The Silent Historian
The Silent Historian (Dutch: Het zwijgen van Loe de Jong; lit. 'The Silence of Loe de Jong') is a 2011 Dutch documentary film by Simonka de Jong, shown as part of the January 2012 New York Jewish Film Festival, presented in partnership with Jewish Museum and Film Society of Lincoln Center.
De Jong, a Dutch documentary filmmaker wrote and directed this inquiry into the life and motivations of her grandfather, Loe de Jong, a historian and television personality whose books and presentations regarding events in the Netherlands during World War II made him a celebrated national figure. After his death in 2005 at the age of nearly 91, the family discovered that Loe had been hiding letters and other personal documents concerning his twin brother, Sally, a self-sacrificing physician who died during the last months of the war. Sally’s two sons, Daan and Abel, both in their mid-sixties at the time of filming, who questioned their uncle many times in the past about his memories and relationship with their father, were left wondering what family secrets Loe had kept to himself.

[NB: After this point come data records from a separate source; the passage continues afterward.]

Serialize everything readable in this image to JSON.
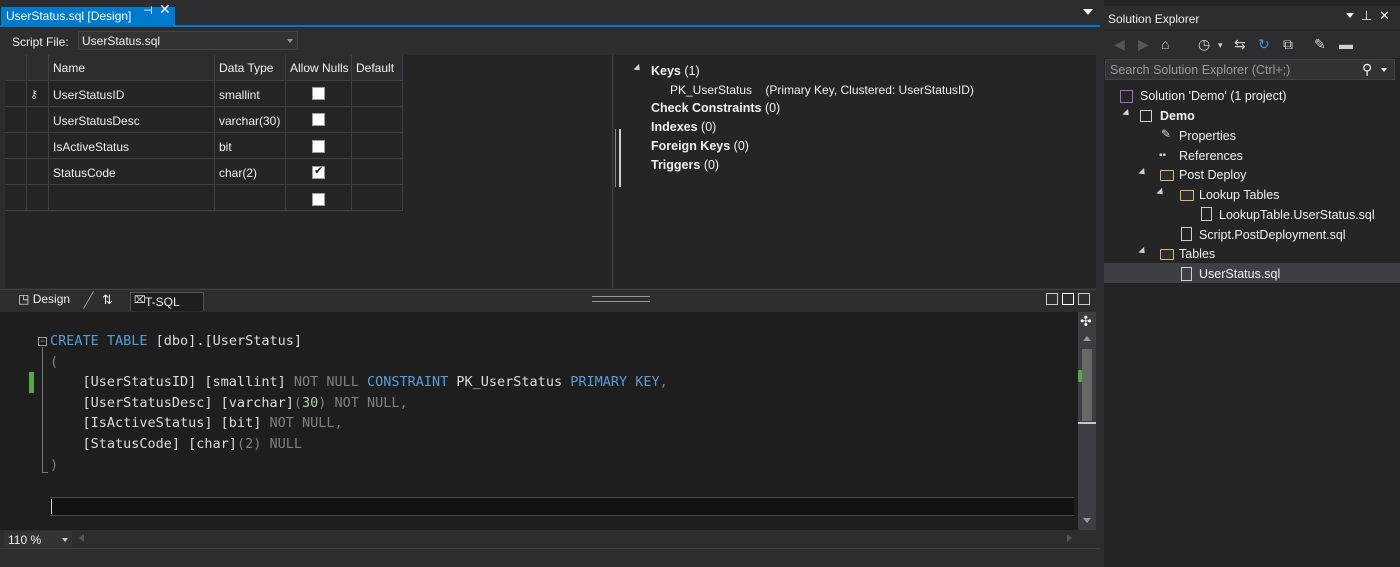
{
  "document_tab": {
    "title": "UserStatus.sql [Design]",
    "pin": "⊣",
    "close": "✕"
  },
  "script_file": {
    "label": "Script File:",
    "value": "UserStatus.sql"
  },
  "grid": {
    "headers": [
      "Name",
      "Data Type",
      "Allow Nulls",
      "Default"
    ],
    "rows": [
      {
        "name": "UserStatusID",
        "type": "smallint",
        "allow_nulls": false,
        "key": true
      },
      {
        "name": "UserStatusDesc",
        "type": "varchar(30)",
        "allow_nulls": false
      },
      {
        "name": "IsActiveStatus",
        "type": "bit",
        "allow_nulls": false
      },
      {
        "name": "StatusCode",
        "type": "char(2)",
        "allow_nulls": true
      },
      {
        "name": "",
        "type": "",
        "allow_nulls": false
      }
    ]
  },
  "properties": {
    "keys": {
      "label": "Keys",
      "count": "(1)"
    },
    "pk": {
      "name": "PK_UserStatus",
      "detail": "(Primary Key, Clustered: UserStatusID)"
    },
    "check": {
      "label": "Check Constraints",
      "count": "(0)"
    },
    "indexes": {
      "label": "Indexes",
      "count": "(0)"
    },
    "fks": {
      "label": "Foreign Keys",
      "count": "(0)"
    },
    "triggers": {
      "label": "Triggers",
      "count": "(0)"
    }
  },
  "design_tabs": {
    "design": "Design",
    "swap": "⇅",
    "tsql": "T-SQL"
  },
  "code": {
    "l1_kw": "CREATE TABLE",
    "l1_rest": " [dbo].[UserStatus]",
    "l2": "(",
    "l3_a": "    [UserStatusID] [smallint] ",
    "l3_b": "NOT NULL ",
    "l3_c": "CONSTRAINT",
    "l3_d": " PK_UserStatus ",
    "l3_e": "PRIMARY KEY",
    "l3_f": ",",
    "l4_a": "    [UserStatusDesc] [varchar]",
    "l4_b": "(",
    "l4_c": "30",
    "l4_d": ") NOT NULL,",
    "l5_a": "    [IsActiveStatus] [bit] ",
    "l5_b": "NOT NULL,",
    "l6_a": "    [StatusCode] [char]",
    "l6_b": "(2) NULL",
    "l7": ")"
  },
  "zoom": "110 %",
  "solution_explorer": {
    "title": "Solution Explorer",
    "search_placeholder": "Search Solution Explorer (Ctrl+;)",
    "items": [
      {
        "label": "Solution 'Demo' (1 project)"
      },
      {
        "label": "Demo"
      },
      {
        "label": "Properties"
      },
      {
        "label": "References"
      },
      {
        "label": "Post Deploy"
      },
      {
        "label": "Lookup Tables"
      },
      {
        "label": "LookupTable.UserStatus.sql"
      },
      {
        "label": "Script.PostDeployment.sql"
      },
      {
        "label": "Tables"
      },
      {
        "label": "UserStatus.sql"
      }
    ]
  }
}
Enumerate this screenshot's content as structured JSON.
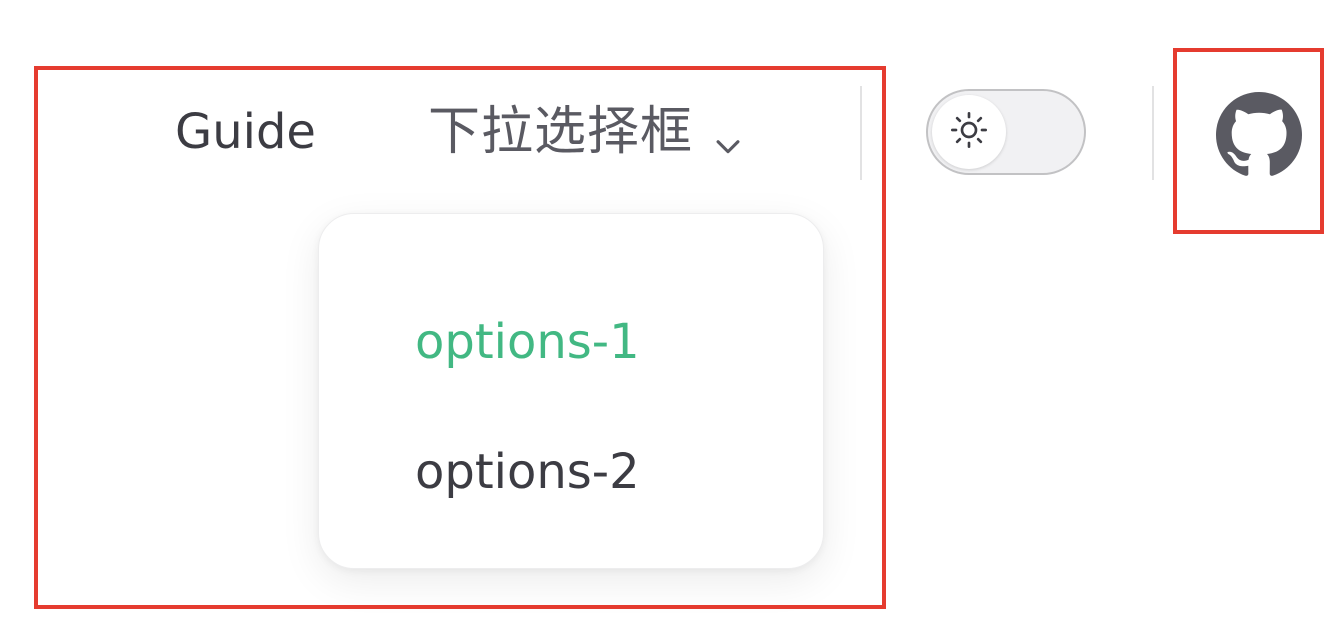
{
  "nav": {
    "guide_label": "Guide",
    "dropdown_label": "下拉选择框",
    "dropdown_icon": "chevron-down-icon"
  },
  "dropdown": {
    "items": [
      {
        "label": "options-1",
        "active": true
      },
      {
        "label": "options-2",
        "active": false
      }
    ]
  },
  "theme_toggle": {
    "icon": "sun-icon",
    "mode": "light"
  },
  "github": {
    "icon": "github-icon"
  },
  "colors": {
    "accent": "#42b883",
    "text": "#3c3c43",
    "highlight": "#e53b2f"
  }
}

Also included are clips from conversations and reminiscences which television presenters Ivo Niehe and Ischa Meijer conducted with Loe de Jong in the early 1990s. At one point, de Jong admits to Meijer that he considered his accomplished twin brother as a rival and was jealous of him, stating that, "I had a brother who was better than me, who had graduated with honors, who thought better".
The film examines family soul-searching, giving various relatives, including Loe's son, an opportunity for self-expression, and explores family misgivings and conflict over the revelations, with some relatives declining to speak on camera or participate in any manner. Daan and Abel, who were raised in foster homes, separate from one another, did not have an opportunity to bond with each other as youngsters or as brothers. Daan spent a difficult childhood and adolescence moving in and out of foster homes, while Abel was raised in a happier atmosphere, living with a rural family in the countryside. Daan feels that even though they were the sons of his own twin brother, their uncle contributed almost nothing to help them succeed in life. He has been insistent upon finding answers almost to the point of obsession, but Abel feels that the emotional toll of the lifelong preoccupation with their father's fate is so severe that, in the latter part of the documentary, he refuses to speak or to take any further part in the filming.